https://scholarcommons.usf.edu/ijs/vol40/iss1/3
DOI:
10.5038/1827-806x.40.1.3
Author(s):
Asencio, Antonia Dolores; Aboal, Marina
Publisher(s):
University of South Florida Libraries
Tags:
Earth and Planetary Sciences; caves; cyanobacteria; nitrogen fixation; Scytonema julianum; SE Spain; Earth Sciences; Physical Sciences and Mathematics
article description
Nitrogen fixation was measured in situ for the first time by acetylene reduction for a greyish mat composed of Scytonema julianum in cave-like environments. Mat-specific rates (129.9-215.7 nmol C H m s for daytime fixation and 65.1-120.6 nmol C H m s for nighttime fixation) recorded in the Vapor cave differed considerably due to the energy reserves stored during photosynthesis being exhausted and used in the dark phase.
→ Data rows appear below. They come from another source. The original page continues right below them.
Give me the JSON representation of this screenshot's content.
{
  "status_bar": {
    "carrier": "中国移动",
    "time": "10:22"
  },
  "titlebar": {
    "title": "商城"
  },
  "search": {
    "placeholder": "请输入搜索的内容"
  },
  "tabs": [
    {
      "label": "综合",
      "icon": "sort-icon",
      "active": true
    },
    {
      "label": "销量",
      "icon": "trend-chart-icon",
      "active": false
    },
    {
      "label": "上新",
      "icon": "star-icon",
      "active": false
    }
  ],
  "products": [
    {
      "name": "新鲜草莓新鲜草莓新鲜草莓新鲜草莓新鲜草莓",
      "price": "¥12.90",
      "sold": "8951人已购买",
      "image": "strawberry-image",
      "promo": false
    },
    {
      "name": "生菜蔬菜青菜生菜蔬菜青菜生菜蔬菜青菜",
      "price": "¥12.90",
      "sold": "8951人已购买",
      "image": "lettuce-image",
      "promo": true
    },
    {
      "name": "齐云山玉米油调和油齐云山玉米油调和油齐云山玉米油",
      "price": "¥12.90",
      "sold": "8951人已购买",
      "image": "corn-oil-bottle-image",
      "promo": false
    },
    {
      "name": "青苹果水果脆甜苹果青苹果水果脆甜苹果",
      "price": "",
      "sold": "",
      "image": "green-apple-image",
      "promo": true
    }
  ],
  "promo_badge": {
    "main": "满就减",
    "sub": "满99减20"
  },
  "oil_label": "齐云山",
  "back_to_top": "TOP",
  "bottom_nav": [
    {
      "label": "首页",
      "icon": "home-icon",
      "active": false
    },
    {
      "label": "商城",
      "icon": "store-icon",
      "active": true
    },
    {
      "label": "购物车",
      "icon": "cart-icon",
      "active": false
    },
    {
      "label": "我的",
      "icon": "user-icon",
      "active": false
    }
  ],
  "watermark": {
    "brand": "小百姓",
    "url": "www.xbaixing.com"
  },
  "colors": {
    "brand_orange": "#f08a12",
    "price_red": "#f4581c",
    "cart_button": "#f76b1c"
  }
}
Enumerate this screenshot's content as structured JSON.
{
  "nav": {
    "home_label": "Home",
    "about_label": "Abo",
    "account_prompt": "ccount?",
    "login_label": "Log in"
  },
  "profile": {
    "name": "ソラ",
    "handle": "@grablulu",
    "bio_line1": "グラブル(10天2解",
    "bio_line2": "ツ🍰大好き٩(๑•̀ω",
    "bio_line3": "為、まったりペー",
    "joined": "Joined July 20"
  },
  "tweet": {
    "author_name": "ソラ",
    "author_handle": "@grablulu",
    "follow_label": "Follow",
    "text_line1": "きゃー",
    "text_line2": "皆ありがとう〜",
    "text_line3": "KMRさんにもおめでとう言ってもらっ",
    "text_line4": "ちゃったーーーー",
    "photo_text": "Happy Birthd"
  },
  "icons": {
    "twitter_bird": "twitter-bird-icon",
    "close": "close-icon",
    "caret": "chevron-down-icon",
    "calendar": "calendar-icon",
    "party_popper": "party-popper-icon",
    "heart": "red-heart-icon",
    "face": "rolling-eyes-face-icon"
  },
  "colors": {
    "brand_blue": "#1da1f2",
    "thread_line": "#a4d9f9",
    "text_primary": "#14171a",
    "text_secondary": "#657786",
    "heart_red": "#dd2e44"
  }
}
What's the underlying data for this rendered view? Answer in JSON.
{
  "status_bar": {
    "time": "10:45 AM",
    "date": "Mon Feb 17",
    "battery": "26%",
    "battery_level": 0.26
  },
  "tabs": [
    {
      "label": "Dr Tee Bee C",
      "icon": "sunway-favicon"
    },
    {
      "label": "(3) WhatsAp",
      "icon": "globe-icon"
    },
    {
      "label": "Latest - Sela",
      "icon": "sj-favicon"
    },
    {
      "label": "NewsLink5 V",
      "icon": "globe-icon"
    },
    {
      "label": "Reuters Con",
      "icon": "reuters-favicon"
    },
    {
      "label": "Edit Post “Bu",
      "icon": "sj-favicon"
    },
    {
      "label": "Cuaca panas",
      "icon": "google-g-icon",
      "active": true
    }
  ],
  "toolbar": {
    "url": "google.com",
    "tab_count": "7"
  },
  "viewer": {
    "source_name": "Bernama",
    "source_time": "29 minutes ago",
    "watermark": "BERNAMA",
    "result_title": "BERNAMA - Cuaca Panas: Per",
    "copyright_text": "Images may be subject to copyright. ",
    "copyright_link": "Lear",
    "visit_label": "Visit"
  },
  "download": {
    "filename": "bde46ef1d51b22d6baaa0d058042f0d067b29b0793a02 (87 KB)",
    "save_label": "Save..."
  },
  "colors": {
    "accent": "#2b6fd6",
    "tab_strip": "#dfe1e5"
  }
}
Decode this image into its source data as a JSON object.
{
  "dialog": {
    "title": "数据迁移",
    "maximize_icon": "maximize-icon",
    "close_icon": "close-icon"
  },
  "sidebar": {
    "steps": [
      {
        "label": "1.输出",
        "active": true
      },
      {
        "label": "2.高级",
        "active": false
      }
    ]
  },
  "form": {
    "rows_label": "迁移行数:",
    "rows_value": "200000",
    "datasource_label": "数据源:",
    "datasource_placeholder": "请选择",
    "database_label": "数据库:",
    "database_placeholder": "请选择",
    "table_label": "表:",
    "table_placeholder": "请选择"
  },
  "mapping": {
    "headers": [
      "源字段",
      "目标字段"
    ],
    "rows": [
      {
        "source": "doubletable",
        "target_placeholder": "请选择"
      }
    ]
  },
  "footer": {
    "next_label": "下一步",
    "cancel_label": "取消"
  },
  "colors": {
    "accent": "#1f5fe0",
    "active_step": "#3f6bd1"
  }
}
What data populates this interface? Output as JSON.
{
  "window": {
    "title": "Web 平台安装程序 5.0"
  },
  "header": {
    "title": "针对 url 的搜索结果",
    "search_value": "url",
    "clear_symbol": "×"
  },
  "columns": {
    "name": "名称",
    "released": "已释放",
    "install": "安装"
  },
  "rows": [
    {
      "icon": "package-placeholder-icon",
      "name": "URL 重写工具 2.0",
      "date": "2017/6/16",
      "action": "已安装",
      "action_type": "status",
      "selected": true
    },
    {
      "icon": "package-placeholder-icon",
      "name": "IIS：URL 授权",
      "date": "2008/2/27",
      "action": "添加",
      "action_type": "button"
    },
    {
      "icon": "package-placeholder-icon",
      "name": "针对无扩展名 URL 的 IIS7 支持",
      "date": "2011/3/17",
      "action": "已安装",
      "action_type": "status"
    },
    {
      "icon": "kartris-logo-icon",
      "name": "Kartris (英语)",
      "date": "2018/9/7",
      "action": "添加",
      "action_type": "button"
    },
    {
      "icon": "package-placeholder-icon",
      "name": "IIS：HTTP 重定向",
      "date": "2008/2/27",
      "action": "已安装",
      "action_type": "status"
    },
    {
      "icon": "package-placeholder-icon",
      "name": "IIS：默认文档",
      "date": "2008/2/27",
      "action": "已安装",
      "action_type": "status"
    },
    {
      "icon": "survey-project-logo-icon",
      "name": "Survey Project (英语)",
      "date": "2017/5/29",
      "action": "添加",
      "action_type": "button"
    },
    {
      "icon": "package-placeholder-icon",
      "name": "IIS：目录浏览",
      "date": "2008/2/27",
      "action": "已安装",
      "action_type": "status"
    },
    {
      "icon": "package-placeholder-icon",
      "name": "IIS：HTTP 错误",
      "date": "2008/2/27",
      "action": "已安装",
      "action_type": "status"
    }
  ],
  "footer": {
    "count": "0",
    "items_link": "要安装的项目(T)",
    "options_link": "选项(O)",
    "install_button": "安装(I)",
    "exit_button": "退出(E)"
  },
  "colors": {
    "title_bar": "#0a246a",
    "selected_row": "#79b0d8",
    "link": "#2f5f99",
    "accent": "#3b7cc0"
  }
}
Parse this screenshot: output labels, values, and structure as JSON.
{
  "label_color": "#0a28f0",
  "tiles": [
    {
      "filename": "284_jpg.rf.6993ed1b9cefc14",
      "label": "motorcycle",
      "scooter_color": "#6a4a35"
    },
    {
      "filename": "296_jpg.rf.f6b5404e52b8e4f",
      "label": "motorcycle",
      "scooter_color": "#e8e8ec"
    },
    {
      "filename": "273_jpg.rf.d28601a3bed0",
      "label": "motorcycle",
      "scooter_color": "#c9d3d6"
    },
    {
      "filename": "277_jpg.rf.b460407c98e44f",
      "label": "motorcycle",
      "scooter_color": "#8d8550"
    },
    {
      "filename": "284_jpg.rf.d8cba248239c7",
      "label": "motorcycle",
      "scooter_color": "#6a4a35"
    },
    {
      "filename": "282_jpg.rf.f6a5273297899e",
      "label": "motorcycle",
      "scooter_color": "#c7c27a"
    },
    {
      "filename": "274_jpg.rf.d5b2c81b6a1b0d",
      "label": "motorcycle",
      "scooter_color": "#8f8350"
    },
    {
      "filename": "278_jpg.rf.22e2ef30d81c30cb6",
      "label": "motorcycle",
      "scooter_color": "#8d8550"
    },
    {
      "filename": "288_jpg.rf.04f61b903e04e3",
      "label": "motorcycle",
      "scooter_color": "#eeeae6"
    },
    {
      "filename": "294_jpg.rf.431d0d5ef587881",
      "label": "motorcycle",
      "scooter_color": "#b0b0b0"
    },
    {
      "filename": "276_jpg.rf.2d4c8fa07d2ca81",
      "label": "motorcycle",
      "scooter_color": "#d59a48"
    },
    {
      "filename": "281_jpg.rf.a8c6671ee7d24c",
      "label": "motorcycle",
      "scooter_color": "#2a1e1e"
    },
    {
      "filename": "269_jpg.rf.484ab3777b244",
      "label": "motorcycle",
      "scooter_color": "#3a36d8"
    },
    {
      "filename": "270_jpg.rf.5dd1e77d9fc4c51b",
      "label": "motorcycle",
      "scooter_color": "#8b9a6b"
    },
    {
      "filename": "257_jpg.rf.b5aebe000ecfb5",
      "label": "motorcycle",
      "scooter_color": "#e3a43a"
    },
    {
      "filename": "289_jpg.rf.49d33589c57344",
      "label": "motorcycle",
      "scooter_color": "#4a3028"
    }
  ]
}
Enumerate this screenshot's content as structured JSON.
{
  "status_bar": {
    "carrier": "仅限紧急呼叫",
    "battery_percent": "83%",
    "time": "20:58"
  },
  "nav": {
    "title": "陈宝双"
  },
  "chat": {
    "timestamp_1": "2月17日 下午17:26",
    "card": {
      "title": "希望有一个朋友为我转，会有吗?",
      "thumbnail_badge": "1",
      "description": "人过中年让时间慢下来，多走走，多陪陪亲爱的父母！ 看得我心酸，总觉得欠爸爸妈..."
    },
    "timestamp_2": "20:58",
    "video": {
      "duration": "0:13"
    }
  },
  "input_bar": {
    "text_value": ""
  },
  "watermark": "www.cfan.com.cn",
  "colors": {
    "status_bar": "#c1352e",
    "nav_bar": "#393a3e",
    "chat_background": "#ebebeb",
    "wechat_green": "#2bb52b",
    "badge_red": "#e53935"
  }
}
The most influential environmental parameter for nitrogen fixation in the Vapor cave is temperature in the daytime and nighttime fixations. Nitrogen fixation by cyanobacteria may contribute considerably to the overall nitrogen cycle in harsh environments such as caves. Nitrogenase activity in Scytonema julianum was roughly 30 times higher than that of Scytonema mirabile, which also grew in cave environments, which is due to the characteristics of each site. The entrance of Vapour cave (Spain) faces SE, measures 0.75 × 0.6 m and opens to shafts of a total depth of 80 m. Its dimensions and environmental conditions (relative humidity up to 100%; maximum temperature, 43°C) imply that it is isolated from external influences, and that the microclimate differs substantially from that experienced externally. Nitrogen fixation, photon flux density, relative humidity and temperature in the Vapor cave were taken hourly over a 24-hour period in winter.